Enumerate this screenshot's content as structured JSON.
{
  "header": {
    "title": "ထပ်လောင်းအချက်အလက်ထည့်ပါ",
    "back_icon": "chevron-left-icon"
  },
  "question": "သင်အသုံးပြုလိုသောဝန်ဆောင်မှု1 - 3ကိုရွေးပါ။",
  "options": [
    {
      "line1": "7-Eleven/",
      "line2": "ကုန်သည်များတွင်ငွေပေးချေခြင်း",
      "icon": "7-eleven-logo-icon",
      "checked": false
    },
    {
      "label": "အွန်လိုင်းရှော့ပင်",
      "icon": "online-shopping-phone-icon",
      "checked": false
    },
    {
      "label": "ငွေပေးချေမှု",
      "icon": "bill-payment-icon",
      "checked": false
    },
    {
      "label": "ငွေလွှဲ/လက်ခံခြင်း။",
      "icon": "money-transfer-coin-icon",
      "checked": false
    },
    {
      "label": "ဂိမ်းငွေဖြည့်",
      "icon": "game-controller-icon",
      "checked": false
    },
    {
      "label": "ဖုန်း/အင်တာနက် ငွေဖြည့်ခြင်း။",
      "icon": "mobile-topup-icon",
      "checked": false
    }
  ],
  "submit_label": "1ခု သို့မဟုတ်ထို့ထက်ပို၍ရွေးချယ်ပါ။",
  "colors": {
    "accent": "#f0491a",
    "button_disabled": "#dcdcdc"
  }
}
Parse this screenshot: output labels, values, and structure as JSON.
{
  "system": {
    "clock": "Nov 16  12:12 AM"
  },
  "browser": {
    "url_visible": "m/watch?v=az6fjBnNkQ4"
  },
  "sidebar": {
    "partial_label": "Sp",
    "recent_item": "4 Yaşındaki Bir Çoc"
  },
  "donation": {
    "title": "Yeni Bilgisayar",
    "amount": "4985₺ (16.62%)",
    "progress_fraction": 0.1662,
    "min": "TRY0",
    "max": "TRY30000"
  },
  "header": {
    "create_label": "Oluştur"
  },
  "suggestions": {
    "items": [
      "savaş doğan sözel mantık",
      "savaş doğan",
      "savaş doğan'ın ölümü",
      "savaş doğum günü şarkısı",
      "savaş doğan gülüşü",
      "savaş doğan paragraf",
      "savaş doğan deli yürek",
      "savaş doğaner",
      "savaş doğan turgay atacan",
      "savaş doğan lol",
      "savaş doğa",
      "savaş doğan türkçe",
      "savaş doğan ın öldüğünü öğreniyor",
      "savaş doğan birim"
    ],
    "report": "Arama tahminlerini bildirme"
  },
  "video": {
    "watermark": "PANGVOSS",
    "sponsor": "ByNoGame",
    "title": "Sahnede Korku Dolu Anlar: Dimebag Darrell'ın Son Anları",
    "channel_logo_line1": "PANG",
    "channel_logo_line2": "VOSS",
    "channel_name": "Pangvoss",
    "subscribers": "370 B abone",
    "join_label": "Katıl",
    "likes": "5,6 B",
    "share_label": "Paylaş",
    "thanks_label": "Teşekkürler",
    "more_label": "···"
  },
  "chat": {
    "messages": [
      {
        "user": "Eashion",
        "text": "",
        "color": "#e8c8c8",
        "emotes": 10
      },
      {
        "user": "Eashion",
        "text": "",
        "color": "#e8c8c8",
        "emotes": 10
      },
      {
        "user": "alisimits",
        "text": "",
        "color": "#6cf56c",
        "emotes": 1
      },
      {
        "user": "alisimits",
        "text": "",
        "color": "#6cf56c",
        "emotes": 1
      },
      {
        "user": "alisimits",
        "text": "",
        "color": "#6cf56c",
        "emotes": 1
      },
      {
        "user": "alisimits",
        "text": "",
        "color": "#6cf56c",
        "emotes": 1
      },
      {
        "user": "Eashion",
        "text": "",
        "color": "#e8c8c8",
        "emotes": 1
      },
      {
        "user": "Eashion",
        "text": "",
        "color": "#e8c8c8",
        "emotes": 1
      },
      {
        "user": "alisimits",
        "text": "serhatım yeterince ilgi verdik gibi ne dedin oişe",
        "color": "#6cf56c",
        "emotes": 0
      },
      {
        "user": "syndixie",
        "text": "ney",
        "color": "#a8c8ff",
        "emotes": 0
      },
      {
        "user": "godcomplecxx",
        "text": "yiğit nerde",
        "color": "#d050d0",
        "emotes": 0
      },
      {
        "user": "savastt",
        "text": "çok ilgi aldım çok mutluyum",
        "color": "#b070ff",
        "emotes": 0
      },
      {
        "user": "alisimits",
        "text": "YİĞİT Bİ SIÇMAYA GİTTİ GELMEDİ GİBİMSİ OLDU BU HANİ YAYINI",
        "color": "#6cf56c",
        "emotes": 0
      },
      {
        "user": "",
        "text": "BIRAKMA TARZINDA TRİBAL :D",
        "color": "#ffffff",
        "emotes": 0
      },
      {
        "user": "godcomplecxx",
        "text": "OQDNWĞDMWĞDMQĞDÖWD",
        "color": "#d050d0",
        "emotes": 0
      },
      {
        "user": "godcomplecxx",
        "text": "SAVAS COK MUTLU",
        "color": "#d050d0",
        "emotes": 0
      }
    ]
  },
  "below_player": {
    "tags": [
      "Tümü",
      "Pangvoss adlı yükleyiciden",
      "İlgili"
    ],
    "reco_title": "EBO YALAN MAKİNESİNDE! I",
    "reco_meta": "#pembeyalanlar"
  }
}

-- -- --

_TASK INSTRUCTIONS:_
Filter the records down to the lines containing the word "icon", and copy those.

_RESULT OF THIS EXERCISE:_
    "back_icon": "chevron-left-icon"
      "icon": "7-eleven-logo-icon",
      "icon": "online-shopping-phone-icon",
      "icon": "bill-payment-icon",
      "icon": "money-transfer-coin-icon",
      "icon": "game-controller-icon",
      "icon": "mobile-topup-icon",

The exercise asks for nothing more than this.